TrackMe: Food Intolerance Discovery App
TrackMe is a tool to help people discover which foods worsen their symptoms. By analyzing their eating habits, users can refer to TrackMe to manage their diet, avoid trigger foods, and coordinate with their doctors.
WHAT’S THE OVERARCHING ISSUE?
Identifying Problem Space
Because of the sex-gender differences that are shown in a diversity of physiological and psychological factors, it can be inferred that the clinical presentation of symptoms as well as treatment strategies in females and males may differ. However, women are underrepresented in most relevant clinical trials. This leads to an unintentional gender bias in health care.
NARROWING DOWN PROJECT SCOPE
My goal in this project is to advocate for a more sex-gender-orientated approach in medical care setting. Such a change could improve cisgender patient care for gender-specific diseases. The pathophysiology of IBS (irritable bowel syndrome) is multifactorial with sex-gender factors seeming to play important roles. Because IBS patient care is for the most part sex-blind, I am designing an individualized patient experience which factors in sex and gender issues.
- What is IBS exactly? What system is already in place for IBS patients post-diagnosis?
- Why are females with IBS more often readmitted than males with IBS?
- Does an implicit gender bias truly exist in US healthcare? If so, why? What is being done to remedy it?
- 3 IBS Patients; 2 female, 1 male
- 2 Transition Care (TC) Nurses
- 1 Nurse Practitioner
Several studies showed that women receive IBS diagnoses more often than men do. While some symptoms are the same for males and females, a few are exclusive to or more prominent in women, likely due to female sex hormones.
Irritable bowel syndrome (IBS) is a chronic digestive disorder that affects the large intestine.
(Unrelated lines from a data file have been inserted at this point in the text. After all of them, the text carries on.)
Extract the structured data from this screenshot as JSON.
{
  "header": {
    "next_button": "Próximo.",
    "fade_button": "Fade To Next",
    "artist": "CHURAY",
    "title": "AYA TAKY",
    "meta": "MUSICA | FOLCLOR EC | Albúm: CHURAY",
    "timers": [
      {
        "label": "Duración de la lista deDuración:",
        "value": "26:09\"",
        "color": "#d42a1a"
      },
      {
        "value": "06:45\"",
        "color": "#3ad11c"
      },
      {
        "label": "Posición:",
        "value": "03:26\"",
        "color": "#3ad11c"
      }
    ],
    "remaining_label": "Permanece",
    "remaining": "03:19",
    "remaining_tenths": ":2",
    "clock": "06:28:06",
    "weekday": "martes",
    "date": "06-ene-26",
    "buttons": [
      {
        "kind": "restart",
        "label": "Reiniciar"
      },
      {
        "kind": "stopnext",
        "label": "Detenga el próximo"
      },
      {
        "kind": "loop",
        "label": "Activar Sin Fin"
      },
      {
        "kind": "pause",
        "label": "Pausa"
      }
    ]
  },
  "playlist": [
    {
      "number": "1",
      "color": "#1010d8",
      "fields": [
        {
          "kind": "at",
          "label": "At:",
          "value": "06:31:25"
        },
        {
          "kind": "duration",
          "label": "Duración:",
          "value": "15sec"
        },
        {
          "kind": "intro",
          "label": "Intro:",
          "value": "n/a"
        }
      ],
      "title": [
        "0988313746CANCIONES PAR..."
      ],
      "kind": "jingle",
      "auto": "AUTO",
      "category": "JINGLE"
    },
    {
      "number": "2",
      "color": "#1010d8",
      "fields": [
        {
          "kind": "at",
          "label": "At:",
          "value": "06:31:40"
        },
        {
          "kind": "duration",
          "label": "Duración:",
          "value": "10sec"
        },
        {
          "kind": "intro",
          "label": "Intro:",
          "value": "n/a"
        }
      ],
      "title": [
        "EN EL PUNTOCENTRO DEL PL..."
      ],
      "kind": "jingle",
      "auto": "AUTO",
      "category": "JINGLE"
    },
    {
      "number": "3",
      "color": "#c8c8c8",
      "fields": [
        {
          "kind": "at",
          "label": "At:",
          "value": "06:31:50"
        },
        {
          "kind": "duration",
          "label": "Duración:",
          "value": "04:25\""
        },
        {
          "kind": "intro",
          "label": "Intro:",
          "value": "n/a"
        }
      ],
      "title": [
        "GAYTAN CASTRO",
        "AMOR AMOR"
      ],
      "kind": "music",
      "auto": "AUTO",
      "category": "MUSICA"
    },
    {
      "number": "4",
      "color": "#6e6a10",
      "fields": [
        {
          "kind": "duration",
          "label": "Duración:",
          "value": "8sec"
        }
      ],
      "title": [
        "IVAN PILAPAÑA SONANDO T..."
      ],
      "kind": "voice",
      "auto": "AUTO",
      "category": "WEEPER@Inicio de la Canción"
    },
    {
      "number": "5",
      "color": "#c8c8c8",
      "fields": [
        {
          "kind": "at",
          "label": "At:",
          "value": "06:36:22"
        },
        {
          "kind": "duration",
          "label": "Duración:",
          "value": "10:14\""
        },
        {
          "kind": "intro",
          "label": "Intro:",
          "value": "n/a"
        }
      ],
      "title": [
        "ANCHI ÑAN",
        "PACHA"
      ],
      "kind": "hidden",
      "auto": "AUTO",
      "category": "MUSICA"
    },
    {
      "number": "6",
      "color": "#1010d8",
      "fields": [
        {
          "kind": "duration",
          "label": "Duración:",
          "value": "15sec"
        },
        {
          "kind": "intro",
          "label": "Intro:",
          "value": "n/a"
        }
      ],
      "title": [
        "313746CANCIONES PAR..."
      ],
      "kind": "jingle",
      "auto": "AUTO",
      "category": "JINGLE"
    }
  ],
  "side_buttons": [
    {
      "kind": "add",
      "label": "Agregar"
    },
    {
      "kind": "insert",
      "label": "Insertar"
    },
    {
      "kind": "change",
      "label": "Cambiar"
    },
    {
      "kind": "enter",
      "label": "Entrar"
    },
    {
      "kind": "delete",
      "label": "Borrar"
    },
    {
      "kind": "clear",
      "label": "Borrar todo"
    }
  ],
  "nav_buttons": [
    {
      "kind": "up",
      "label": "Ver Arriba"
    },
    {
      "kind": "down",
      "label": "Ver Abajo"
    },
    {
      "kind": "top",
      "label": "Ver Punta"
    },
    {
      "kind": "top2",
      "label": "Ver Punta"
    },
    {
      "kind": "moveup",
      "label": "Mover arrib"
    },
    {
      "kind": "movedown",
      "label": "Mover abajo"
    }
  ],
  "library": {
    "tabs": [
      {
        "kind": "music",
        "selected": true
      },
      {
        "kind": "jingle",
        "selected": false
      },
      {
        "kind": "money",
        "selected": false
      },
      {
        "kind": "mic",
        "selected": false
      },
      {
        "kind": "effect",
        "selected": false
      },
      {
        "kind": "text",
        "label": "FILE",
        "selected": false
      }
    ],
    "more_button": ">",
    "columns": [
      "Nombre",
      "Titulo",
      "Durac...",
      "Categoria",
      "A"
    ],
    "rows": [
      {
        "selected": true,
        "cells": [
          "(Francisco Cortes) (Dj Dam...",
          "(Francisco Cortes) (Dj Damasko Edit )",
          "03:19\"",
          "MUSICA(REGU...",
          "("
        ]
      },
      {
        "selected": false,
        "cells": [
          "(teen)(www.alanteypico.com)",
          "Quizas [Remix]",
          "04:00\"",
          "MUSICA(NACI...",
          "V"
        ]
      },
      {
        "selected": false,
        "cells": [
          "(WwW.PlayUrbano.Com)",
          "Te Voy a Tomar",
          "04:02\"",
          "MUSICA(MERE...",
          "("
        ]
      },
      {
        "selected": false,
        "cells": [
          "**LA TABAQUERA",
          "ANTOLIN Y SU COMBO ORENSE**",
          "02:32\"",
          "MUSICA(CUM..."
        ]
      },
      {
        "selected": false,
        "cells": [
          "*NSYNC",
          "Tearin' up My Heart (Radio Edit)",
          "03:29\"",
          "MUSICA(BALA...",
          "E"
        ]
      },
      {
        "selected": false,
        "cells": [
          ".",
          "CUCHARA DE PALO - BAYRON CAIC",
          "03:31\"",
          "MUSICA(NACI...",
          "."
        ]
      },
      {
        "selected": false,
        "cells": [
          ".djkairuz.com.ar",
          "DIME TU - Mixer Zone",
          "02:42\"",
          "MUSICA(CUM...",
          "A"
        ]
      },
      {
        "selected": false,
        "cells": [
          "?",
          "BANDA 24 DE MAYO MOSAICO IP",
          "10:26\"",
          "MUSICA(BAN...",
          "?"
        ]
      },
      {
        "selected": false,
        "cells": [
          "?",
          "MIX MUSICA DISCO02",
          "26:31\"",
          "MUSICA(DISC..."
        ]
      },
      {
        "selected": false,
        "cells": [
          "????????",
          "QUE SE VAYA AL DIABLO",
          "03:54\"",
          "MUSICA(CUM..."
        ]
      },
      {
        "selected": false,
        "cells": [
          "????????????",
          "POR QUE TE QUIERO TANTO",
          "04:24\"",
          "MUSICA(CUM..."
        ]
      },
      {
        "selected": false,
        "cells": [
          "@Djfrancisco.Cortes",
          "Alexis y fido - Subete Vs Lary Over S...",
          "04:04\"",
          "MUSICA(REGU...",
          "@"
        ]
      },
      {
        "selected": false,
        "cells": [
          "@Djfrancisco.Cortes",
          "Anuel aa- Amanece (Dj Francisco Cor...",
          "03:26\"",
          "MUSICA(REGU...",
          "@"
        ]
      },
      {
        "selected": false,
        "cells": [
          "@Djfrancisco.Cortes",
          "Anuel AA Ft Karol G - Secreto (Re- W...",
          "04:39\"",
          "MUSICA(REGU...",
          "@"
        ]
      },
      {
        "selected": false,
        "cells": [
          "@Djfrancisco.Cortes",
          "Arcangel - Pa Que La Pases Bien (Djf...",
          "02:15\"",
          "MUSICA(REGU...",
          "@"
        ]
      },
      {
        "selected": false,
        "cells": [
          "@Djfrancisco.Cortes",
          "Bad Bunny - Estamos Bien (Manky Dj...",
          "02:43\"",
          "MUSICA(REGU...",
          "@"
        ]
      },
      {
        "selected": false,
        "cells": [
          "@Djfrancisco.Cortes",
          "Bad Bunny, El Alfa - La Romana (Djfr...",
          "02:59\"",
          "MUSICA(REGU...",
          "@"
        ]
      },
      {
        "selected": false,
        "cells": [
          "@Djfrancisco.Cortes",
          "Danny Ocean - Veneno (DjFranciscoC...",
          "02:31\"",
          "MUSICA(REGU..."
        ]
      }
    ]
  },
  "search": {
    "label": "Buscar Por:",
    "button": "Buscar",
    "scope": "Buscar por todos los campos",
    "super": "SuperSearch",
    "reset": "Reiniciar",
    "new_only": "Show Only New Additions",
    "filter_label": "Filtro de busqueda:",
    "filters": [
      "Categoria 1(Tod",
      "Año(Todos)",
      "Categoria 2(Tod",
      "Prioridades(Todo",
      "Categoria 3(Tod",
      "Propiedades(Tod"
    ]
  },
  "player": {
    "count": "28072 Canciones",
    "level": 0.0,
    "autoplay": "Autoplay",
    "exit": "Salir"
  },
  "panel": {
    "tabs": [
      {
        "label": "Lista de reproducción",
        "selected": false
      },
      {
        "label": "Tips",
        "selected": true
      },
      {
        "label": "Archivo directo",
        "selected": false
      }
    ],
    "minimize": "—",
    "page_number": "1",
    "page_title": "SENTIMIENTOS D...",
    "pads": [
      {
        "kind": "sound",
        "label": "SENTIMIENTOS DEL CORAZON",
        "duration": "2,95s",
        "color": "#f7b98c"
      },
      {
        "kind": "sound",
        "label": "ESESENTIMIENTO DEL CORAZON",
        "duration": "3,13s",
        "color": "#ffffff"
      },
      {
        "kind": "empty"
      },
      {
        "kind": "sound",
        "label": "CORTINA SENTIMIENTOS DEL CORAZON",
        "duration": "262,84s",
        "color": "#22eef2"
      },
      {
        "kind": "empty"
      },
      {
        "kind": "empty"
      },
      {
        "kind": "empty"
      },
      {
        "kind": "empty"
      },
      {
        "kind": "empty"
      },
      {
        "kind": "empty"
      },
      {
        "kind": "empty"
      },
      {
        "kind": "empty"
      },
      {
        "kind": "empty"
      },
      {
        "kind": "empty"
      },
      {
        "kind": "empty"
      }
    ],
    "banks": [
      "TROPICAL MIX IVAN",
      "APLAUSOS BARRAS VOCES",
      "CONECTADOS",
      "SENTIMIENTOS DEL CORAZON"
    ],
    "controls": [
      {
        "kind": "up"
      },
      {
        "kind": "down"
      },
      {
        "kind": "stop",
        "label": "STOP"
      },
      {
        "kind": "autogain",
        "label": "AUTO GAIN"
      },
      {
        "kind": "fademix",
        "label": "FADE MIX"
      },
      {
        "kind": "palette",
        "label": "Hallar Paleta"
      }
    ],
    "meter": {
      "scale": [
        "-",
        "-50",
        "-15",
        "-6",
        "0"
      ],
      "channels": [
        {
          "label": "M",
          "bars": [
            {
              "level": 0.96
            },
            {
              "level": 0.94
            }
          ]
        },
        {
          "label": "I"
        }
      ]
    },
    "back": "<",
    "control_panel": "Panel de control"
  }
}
While anyone can develop IBS, the condition is more common in women, affecting from 1.5 to 3 times more females than males.
It is a disease that could only be maintained but not cured. Having this disease means that patient need to adopt a major lifestyle shift (especially eating) for the rest of his life. Most patients find it difficult to fully embrace the situation directly. Additionally, the patients need to fundamentally change their eating style. It is a great challenge in between behavior change and learning. As a result, it is a place worth exploring.
From interviewing patients diagnosed with IBS, I’ve learned that there is a long phase of self-discovery. There is no one list of foods to avoid for everyone diagnosed with IBS. I divided the patient’s experience into 5 phases from before knowing the disorder to becoming used to managing it.
HASHING OUT IDEAS
I explored 3 different solutions. Although I did not end up going through with options 1 and 2, learning why these would not be as effective helped inform my design decisions for option 3. Here are some of my initial ideas:
1. Flashcards for doctors treating IBS to learn about the differences between male and female symptoms.
2. AI chatbot that answers Q&A for newly diagnosed patients
3. Food Tracker + Visual Symptom Analysis app.
LO-FI PROTOTYPE & USER TESTS
I reconnected with my interviewees to test the wireframes. I used paper prototypes and jotted down notes after watching them run through the prototype:
- History of symptoms should be labelled as length of days and years
- Compartmentalize the body: upper region, mid region and lower region. A patient would want to see both the doctors notes on the same page.
- It’s good to have the interaction. Now you begin to visually represent it. Even for inputs. Do not wait until the interaction is finished to start working on the brand/visual style.
- It needs to be clearer on the Progress Tab that you can enter the time frame on the top as an input.
- Severity should be represented by both color and scale.
- Make sure that the visual style conveys urgency in a friendly way.
- Find a way to tell the user that this is a tool to help you get better, but it needs the patient to take responsibility by documenting their progress.
- It makes more sense to put Plan as the second tab and Progress as the third, because Progress requires data input from the Plan tab.
At this point, I created the high fi wireframes after reviewing the confusion points in the low fi wireframes. I used Sketch and Illustrator to refine the visual style. I wanted to strike a balance between a serious topic and a friendly user interface.
I found that one of the most frustrating parts of this disease is that it affects everyone differently. I’ve learned from my interviews that each patient has to undergo a self discovery process of what they can and cannot do to manage their symptoms. This is further supported by this article, written by an author who has dealt with the disease for years.
It’s good that this app is providing patients with a visual cue, especially if no other apps have done this. Visually compartmentalize the female body better horizontally. Consider having patients use this proactively. Useful in cases where the symptoms are managed for months but then have a sudden flare up. Let my audience know that this portion of the app is focusing on cisgender females of a certain age bracket.
FUTURE WORK & REFLECTION
How to Make Things Better
IBS affects quality of life, but it can be managed. The long range about gender bias is something this app connects to. Operating from this standpoint today illustrates gaps in understanding. Whats the novel way to communicate to yourself and to doctors? This project is pointing at gender bias. This comes from designing an experience that should be tailored for all gender patients. TrackMe aims to close the gap between doctor interpretation and female experience. Women are treated as smaller men in too many medical settings.